I had lofty ideas of fresh cherries but this is Ireland and April (just about) so it didnt happen. In hindsight, the idea of de-stoning approximately 1kg of cherries is not something I generally have the patience for. So armed with my bottle of cherry brandy and tins of cherries I set off back to the house to get going.
The recipe required 100ml of cherry brandy, 900g cherries and 3tbsp caster sugar in a pot and simmered over a medium heat for 5 minutes. This leaves you with a beautiful, deep red syrup and makes the cherries sweet and soft.
Adding 4 eggs to 160g caster sugar in a heatproof bowl, whisk over a pot of simmering water until thick and creamy. Once done, GENTLY fold in 100g plain flour, 50g of cocoa powder and 0.5tsp baking powder to the egg mix. Yes I did shout ‘gently’ because I didn’t do it gently! Going back to being in an alien kitchen, I couldn’t find a sieve to sift the flour and cocoa powder so I just threw it in, the cocoa powder made clumps and I then had to bash the mix to get rid of the lumps and lost all the air from my eggs. In addition to not finding a sieve, I had miscalculated the pot to bowl ratio with what I had available. Therefore the recipe said 6 minutes for thick and creamy eggs however it took me at least 26 minutes because I basically had a fruit bowl on top of a milk pan! Funny story in years to come!
Put your GENTLY folded mixture into a greased 23cm tin and the recipe says put it in a 180°C oven for 40 minutes. As I was using a fan oven, I reduced the temperature to 160°C. After about 2o minutes I could smell the cake from the living room and it had the scent of being done! I opened the oven to find my cake thoroughly cooked and hardly risen at all. This why I stress the GENTLE folding.
I hadn’t time to start from scratch so decided with enough cream it should still be edible. After cooling, I cut the cake in half horizontally and poured the cherry syrup made earlier over the two halves and let it soak in. I whipped up ALOT of double cream (1 litre) and layered on top of one half of the cake. I then topped this with the brandy soaked cherries (saving a few for decoration) and but on some more cream and sandwiched on the top half of the cake.

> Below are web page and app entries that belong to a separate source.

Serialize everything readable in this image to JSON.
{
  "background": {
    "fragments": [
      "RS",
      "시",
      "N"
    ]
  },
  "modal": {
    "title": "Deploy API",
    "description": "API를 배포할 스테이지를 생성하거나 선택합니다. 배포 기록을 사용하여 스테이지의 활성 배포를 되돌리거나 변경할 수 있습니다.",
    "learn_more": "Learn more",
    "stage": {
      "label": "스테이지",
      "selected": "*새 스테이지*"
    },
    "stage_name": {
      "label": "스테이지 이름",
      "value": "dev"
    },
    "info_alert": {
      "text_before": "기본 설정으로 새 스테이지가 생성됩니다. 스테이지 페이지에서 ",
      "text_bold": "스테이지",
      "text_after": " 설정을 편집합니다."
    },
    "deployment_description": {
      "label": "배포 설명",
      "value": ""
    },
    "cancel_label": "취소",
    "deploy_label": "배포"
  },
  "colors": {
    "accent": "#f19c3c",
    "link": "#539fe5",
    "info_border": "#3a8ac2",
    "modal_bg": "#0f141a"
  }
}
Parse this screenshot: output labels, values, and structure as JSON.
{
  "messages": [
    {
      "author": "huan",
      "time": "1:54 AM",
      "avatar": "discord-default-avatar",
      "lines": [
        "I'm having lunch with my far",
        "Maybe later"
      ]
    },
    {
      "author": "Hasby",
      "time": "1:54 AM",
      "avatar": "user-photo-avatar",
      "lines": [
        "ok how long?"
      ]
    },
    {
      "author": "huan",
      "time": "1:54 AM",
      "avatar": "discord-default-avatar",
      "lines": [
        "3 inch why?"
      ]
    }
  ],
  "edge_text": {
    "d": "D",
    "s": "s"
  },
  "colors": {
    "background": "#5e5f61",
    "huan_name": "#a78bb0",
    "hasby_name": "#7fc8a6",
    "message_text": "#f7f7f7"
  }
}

Another layer of cream, some carefully placed cherries for decoration and a smackerel of grated dark chocolate and I was done.
I must admit that despite the sponge ‘disaster’ is tasted good! It lacked the texture of the light melt in your mouth sponge you would hope for but it had all the rich flavour you expect from a Black Forest Gateau.
And who could argue with this critic…..
Next time I will attempt the Heston one!